→ What needs to be done
Count the lines below that contain the word "title". Give only the number.

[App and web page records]
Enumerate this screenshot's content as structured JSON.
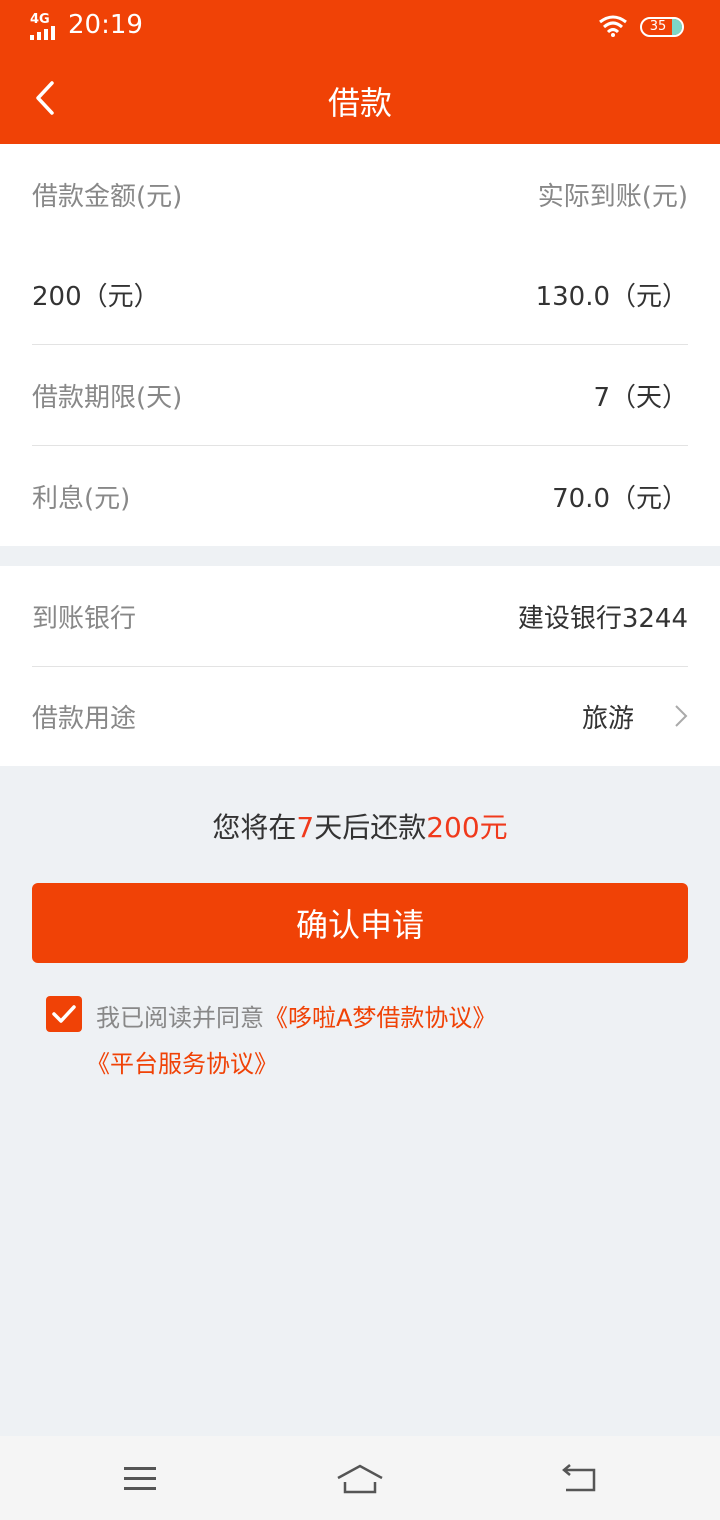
{
  "status": {
    "network": "4G",
    "time": "20:19",
    "battery": "35"
  },
  "header": {
    "title": "借款"
  },
  "loan": {
    "amount_label": "借款金额(元)",
    "received_label": "实际到账(元)",
    "amount_value": "200（元）",
    "received_value": "130.0（元）",
    "term_label": "借款期限(天)",
    "term_value": "7（天）",
    "interest_label": "利息(元)",
    "interest_value": "70.0（元）"
  },
  "bank": {
    "bank_label": "到账银行",
    "bank_value": "建设银行3244",
    "purpose_label": "借款用途",
    "purpose_value": "旅游"
  },
  "summary": {
    "prefix": "您将在",
    "days": "7",
    "mid": "天后还款",
    "amount": "200元"
  },
  "confirm_label": "确认申请",
  "agreement": {
    "text": "我已阅读并同意",
    "link1": "《哆啦A梦借款协议》",
    "link2": "《平台服务协议》"
  },
  "colors": {
    "brand": "#f04206",
    "highlight": "#f03a1c"
  },
  "icons": [
    "back-icon",
    "chevron-right-icon",
    "checkmark-icon",
    "menu-icon",
    "home-icon",
    "return-icon"
  ]
}
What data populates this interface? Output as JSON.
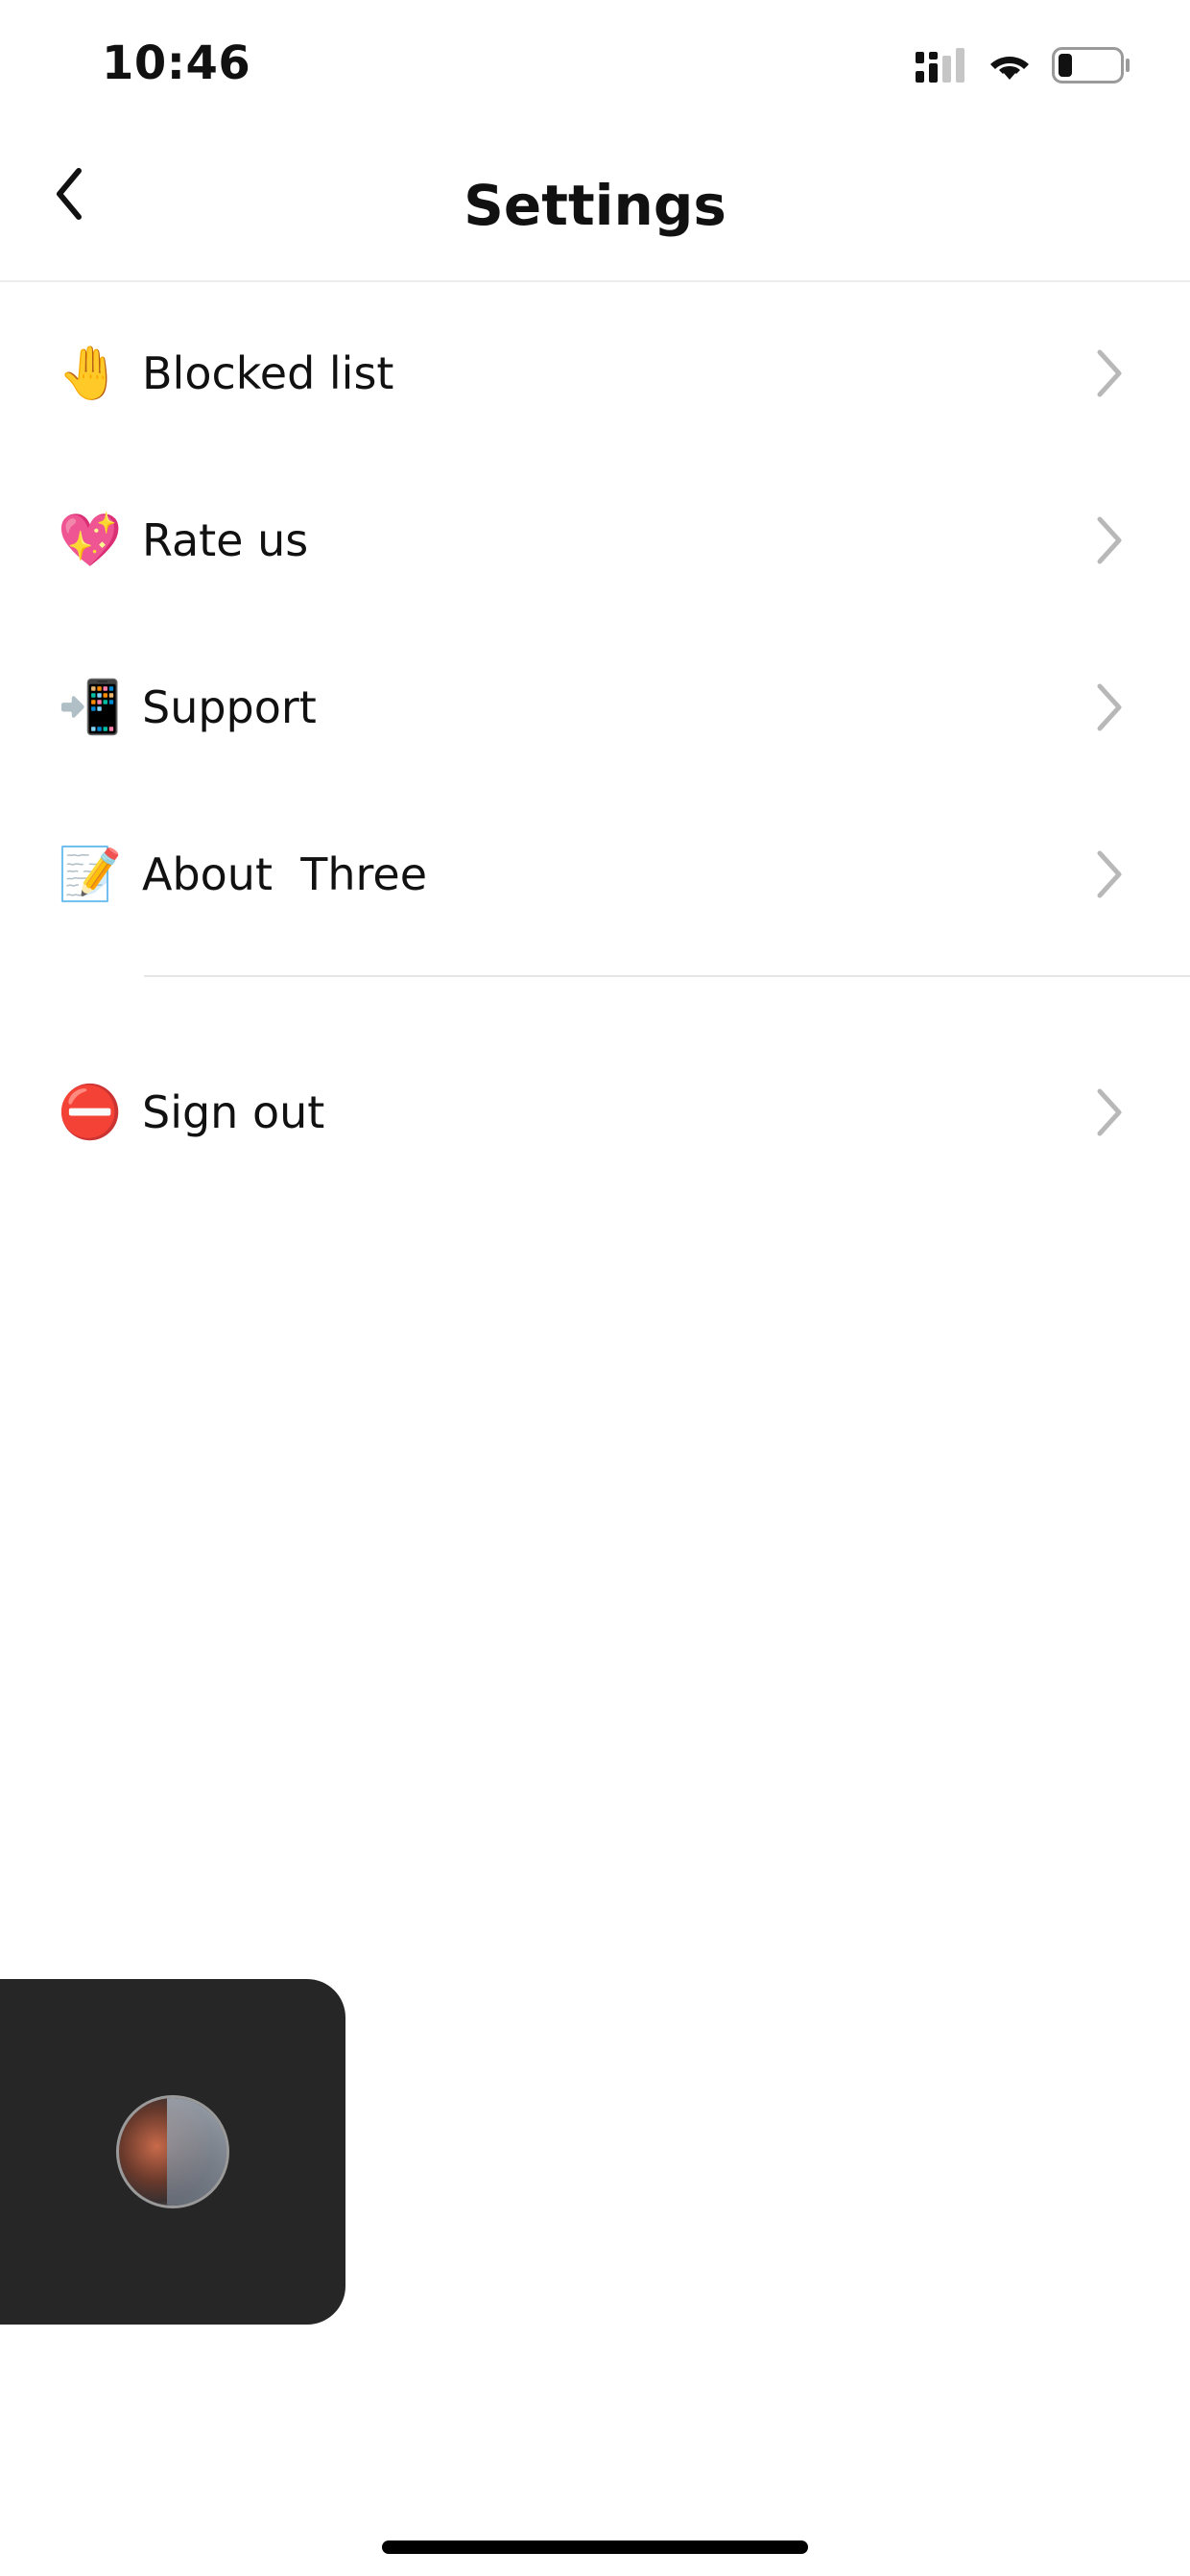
{
  "status_bar": {
    "time": "10:46",
    "icons": [
      "cellular-signal-icon",
      "wifi-icon",
      "battery-icon"
    ]
  },
  "header": {
    "title": "Settings",
    "back_icon": "chevron-left-icon"
  },
  "settings": {
    "items": [
      {
        "emoji": "🤚",
        "icon": "raised-hand-icon",
        "label": "Blocked list"
      },
      {
        "emoji": "💖",
        "icon": "sparkling-heart-icon",
        "label": "Rate us"
      },
      {
        "emoji": "📲",
        "icon": "mobile-phone-arrow-icon",
        "label": "Support"
      },
      {
        "emoji": "📝",
        "icon": "memo-icon",
        "label": "About  Three"
      }
    ],
    "sign_out": {
      "emoji": "⛔",
      "icon": "no-entry-icon",
      "label": "Sign out"
    }
  },
  "mini_player": {
    "icon": "avatar-thumbnail"
  },
  "colors": {
    "background": "#ffffff",
    "text": "#111111",
    "chevron": "#b8b8b8",
    "divider": "#e6e6e6",
    "mini_player_bg": "#262626"
  }
}
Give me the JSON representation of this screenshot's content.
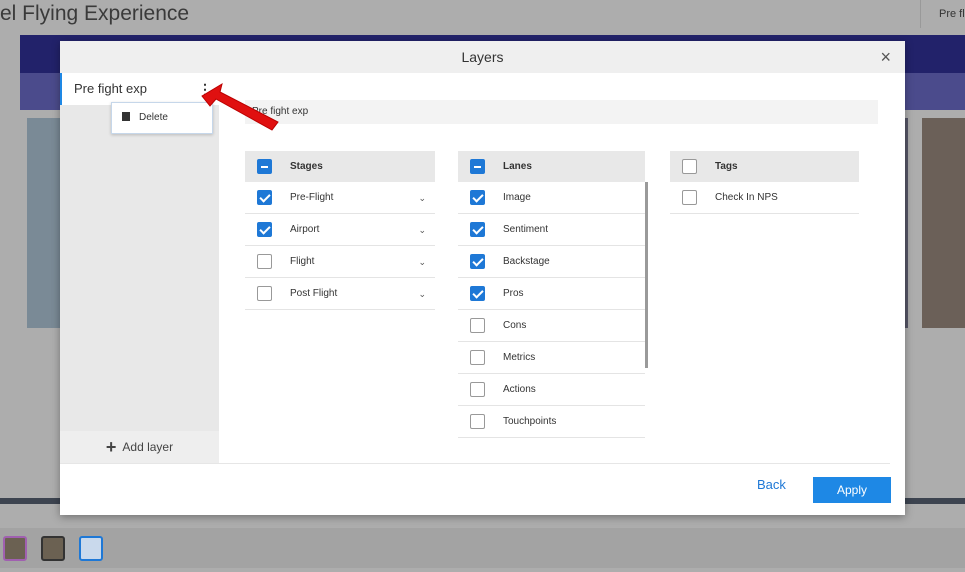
{
  "background": {
    "title": "el Flying Experience",
    "top_right": "Pre fli"
  },
  "modal": {
    "title": "Layers",
    "close": "×",
    "layers": [
      {
        "label": "Pre fight exp",
        "menu_icon": "⋮"
      }
    ],
    "context_menu": {
      "delete": "Delete"
    },
    "add_layer": "Add layer",
    "breadcrumb": "Pre fight exp",
    "stages": {
      "header": "Stages",
      "items": [
        {
          "label": "Pre-Flight",
          "checked": true
        },
        {
          "label": "Airport",
          "checked": true
        },
        {
          "label": "Flight",
          "checked": false
        },
        {
          "label": "Post Flight",
          "checked": false
        }
      ]
    },
    "lanes": {
      "header": "Lanes",
      "items": [
        {
          "label": "Image",
          "checked": true
        },
        {
          "label": "Sentiment",
          "checked": true
        },
        {
          "label": "Backstage",
          "checked": true
        },
        {
          "label": "Pros",
          "checked": true
        },
        {
          "label": "Cons",
          "checked": false
        },
        {
          "label": "Metrics",
          "checked": false
        },
        {
          "label": "Actions",
          "checked": false
        },
        {
          "label": "Touchpoints",
          "checked": false
        }
      ]
    },
    "tags": {
      "header": "Tags",
      "items": [
        {
          "label": "Check In NPS",
          "checked": false
        }
      ]
    },
    "back": "Back",
    "apply": "Apply"
  },
  "colors": {
    "accent": "#1e88e5",
    "arrow": "#e01010"
  }
}
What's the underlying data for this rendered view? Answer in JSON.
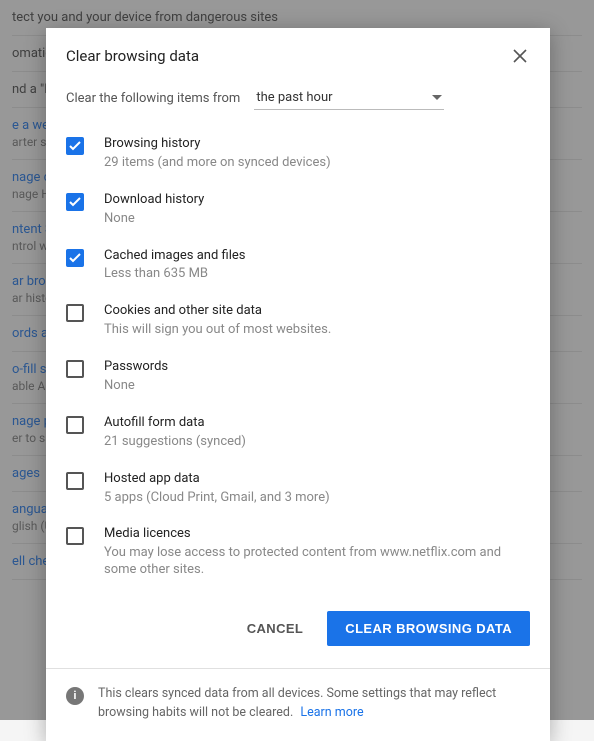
{
  "dialog": {
    "title": "Clear browsing data",
    "time_label": "Clear the following items from",
    "time_value": "the past hour",
    "cancel": "CANCEL",
    "confirm": "CLEAR BROWSING DATA",
    "footer_note": "This clears synced data from all devices. Some settings that may reflect browsing habits will not be cleared.",
    "learn_more": "Learn more"
  },
  "items": [
    {
      "checked": true,
      "label": "Browsing history",
      "sub": "29 items (and more on synced devices)"
    },
    {
      "checked": true,
      "label": "Download history",
      "sub": "None"
    },
    {
      "checked": true,
      "label": "Cached images and files",
      "sub": "Less than 635 MB"
    },
    {
      "checked": false,
      "label": "Cookies and other site data",
      "sub": "This will sign you out of most websites."
    },
    {
      "checked": false,
      "label": "Passwords",
      "sub": "None"
    },
    {
      "checked": false,
      "label": "Autofill form data",
      "sub": "21 suggestions (synced)"
    },
    {
      "checked": false,
      "label": "Hosted app data",
      "sub": "5 apps (Cloud Print, Gmail, and 3 more)"
    },
    {
      "checked": false,
      "label": "Media licences",
      "sub": "You may lose access to protected content from www.netflix.com and some other sites."
    }
  ],
  "bg": {
    "r1": "tect you and your device from dangerous sites",
    "r2": "omatica",
    "r3": "nd a \"Do",
    "r4a": "e a web",
    "r4b": "arter sp",
    "r5a": "nage ce",
    "r5b": "nage HT",
    "r6a": "ntent Se",
    "r6b": "ntrol wh",
    "r7a": "ar brows",
    "r7b": "ar histor",
    "r8": "ords and",
    "r9a": "o-fill set",
    "r9b": "able Aut",
    "r10a": "nage pa",
    "r10b": "er to sav",
    "r11": "ages",
    "r12a": "anguage",
    "r12b": "glish (Un",
    "r13": "ell check"
  }
}
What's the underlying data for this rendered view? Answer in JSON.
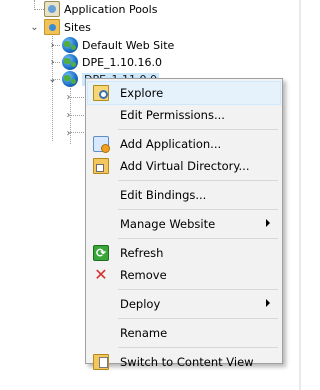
{
  "tree": {
    "app_pools": "Application Pools",
    "sites": "Sites",
    "site_items": [
      {
        "label": "Default Web Site"
      },
      {
        "label": "DPE_1.10.16.0"
      },
      {
        "label": "DPE_1.11.0.0"
      }
    ]
  },
  "context_menu": {
    "items": [
      {
        "label": "Explore",
        "icon": "explore-icon"
      },
      {
        "label": "Edit Permissions..."
      },
      {
        "label": "Add Application...",
        "icon": "add-application-icon"
      },
      {
        "label": "Add Virtual Directory...",
        "icon": "add-virtual-directory-icon"
      },
      {
        "label": "Edit Bindings..."
      },
      {
        "label": "Manage Website",
        "submenu": true
      },
      {
        "label": "Refresh",
        "icon": "refresh-icon"
      },
      {
        "label": "Remove",
        "icon": "remove-icon"
      },
      {
        "label": "Deploy",
        "submenu": true
      },
      {
        "label": "Rename"
      },
      {
        "label": "Switch to Content View",
        "icon": "content-view-icon"
      }
    ]
  },
  "colors": {
    "menu_bg": "#f2f2f2",
    "menu_border": "#a0a0a0",
    "selection": "#cce8ff"
  }
}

→ Exercise answer
5